EXERCISE REQUIREMENTS: Copy all lines holding the word "center" from the entries.
SOURCE MATERIAL START
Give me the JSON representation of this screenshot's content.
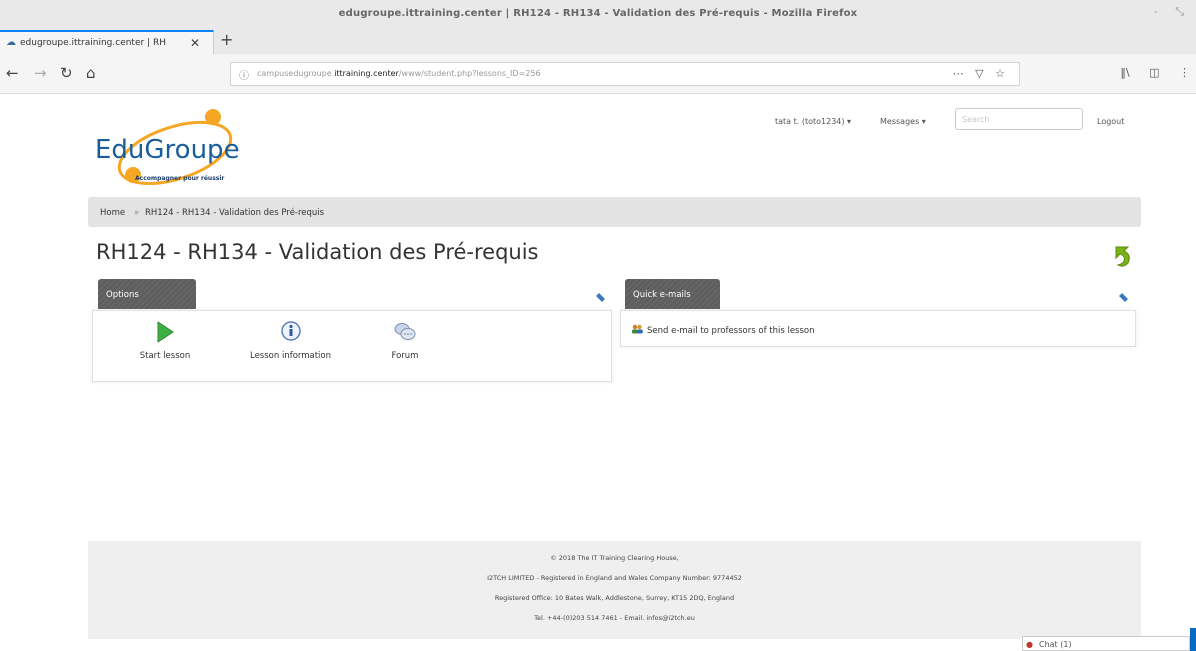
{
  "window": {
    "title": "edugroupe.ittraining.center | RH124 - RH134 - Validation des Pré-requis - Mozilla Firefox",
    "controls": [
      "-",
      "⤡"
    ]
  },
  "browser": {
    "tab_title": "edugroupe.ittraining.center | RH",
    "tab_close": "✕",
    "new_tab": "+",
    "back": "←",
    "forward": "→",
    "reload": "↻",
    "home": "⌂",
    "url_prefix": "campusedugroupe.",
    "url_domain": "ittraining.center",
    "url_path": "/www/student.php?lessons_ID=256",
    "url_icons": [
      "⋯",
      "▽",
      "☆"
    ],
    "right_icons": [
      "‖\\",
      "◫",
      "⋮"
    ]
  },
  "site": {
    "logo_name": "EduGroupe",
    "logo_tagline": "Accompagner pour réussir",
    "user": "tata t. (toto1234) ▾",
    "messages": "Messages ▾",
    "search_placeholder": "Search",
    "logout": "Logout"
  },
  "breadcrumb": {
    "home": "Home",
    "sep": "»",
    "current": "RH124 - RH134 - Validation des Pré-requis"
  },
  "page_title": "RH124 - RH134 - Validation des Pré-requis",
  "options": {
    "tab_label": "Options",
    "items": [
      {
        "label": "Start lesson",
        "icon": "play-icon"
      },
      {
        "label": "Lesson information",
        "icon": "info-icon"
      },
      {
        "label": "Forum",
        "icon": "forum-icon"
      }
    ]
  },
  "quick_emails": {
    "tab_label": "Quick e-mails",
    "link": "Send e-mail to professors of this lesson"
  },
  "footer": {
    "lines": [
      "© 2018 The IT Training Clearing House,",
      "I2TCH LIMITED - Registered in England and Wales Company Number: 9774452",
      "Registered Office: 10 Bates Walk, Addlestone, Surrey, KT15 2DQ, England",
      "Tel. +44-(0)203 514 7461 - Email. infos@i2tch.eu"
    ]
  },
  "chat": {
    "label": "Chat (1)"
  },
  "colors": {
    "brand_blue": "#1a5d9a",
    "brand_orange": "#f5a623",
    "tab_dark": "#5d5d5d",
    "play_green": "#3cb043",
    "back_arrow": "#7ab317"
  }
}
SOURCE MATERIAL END
ANSWER AREA:
    "title": "edugroupe.ittraining.center | RH124 - RH134 - Validation des Pré-requis - Mozilla Firefox",
    "tab_title": "edugroupe.ittraining.center | RH",
    "url_domain": "ittraining.center",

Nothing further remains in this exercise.